For some reason, an image of the Polish Duma comes to mind: of them meeting in September 1939 to vote for more restrictions on the activities of the Jews. The German Army was literally massing on the doorstep, and Russian troops were moving into position on the Western flank. And yet…
In progressive-land, the cause of the black trans-woman must absolutely and unequivocally be angrily, even violently upheld, at the cost of confusing and alienating people who might otherwise be allies, and whose assistance and expertise (even if accompanied by unexpunged -ism and -phobia) will be required to prevent the apocalypse or ameliorate its effects.
If, that is, the apocalypse is real.
The disconnect between stated belief and behavior is, as I say, what makes me inclined to pooh-pooh the climate change apocalypse.
They don’t really have the “science.” If they did, they wouldn’t make such asses of themselves.
But there it is, that bona fide apocalypse, the Cascadia Subduction Zone and the Big One. It’s real, inevitable, overdue, and unquestioned, an existential threat that looms over a huge area of the northwest coast from Northern California to Vancouver. Its existence isn’t a matter for political debate. There are no deniers. Everyone knows, everyone believes. Everyone agrees that we are not prepared.
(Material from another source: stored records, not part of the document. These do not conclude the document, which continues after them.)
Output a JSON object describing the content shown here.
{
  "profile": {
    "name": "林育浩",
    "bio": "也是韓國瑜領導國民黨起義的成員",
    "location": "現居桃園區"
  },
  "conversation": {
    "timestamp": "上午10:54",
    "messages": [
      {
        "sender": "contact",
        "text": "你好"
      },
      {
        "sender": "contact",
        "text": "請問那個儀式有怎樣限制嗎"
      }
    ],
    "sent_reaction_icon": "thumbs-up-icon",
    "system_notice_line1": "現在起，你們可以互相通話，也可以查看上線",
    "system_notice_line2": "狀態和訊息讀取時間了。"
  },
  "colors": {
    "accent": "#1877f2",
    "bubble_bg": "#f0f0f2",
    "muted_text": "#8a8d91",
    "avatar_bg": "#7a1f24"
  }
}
And yet … they cannot seem to make this — the Big One — the priority.
Would they do better if Portland and Seattle were conservative cities, run by Republicans? Maybe.
But maybe not?
Still, in this context, the most peculiar feature of these exemplars of progressive governance is that they appear to be busily un-preparing. They are, willfully it seems, actively undermining, impoverishing, weakening their social infrastructure, enabling and perhaps even bringing-into-being persons incapable of surviving or of helping others to survive.
I have an image — tragic, really — of the ground beginning to shake and slide beneath the Birkenstocks and Doc Martens of the denizens of Pioneer Square. The skyscrapers start to sway, the old unreinforced-masonry buildings begin raining bricks and shards of glass down upon those rainbow-haired heads. The schizophrenics in their tents incorporate the nightmare into their hallucinations, the drug addicts hurriedly inject themselves, but an activist sets down the Molotov cocktail or can of spray paint and reaches for the cell phone. He/she/xhe will dial 9-1-1. Not to ask the dispatcher (if there is one) what is happening, however. The call is just a reflex. He/she/xhe and they/them … everyone really, will already know. It will be too late.Published in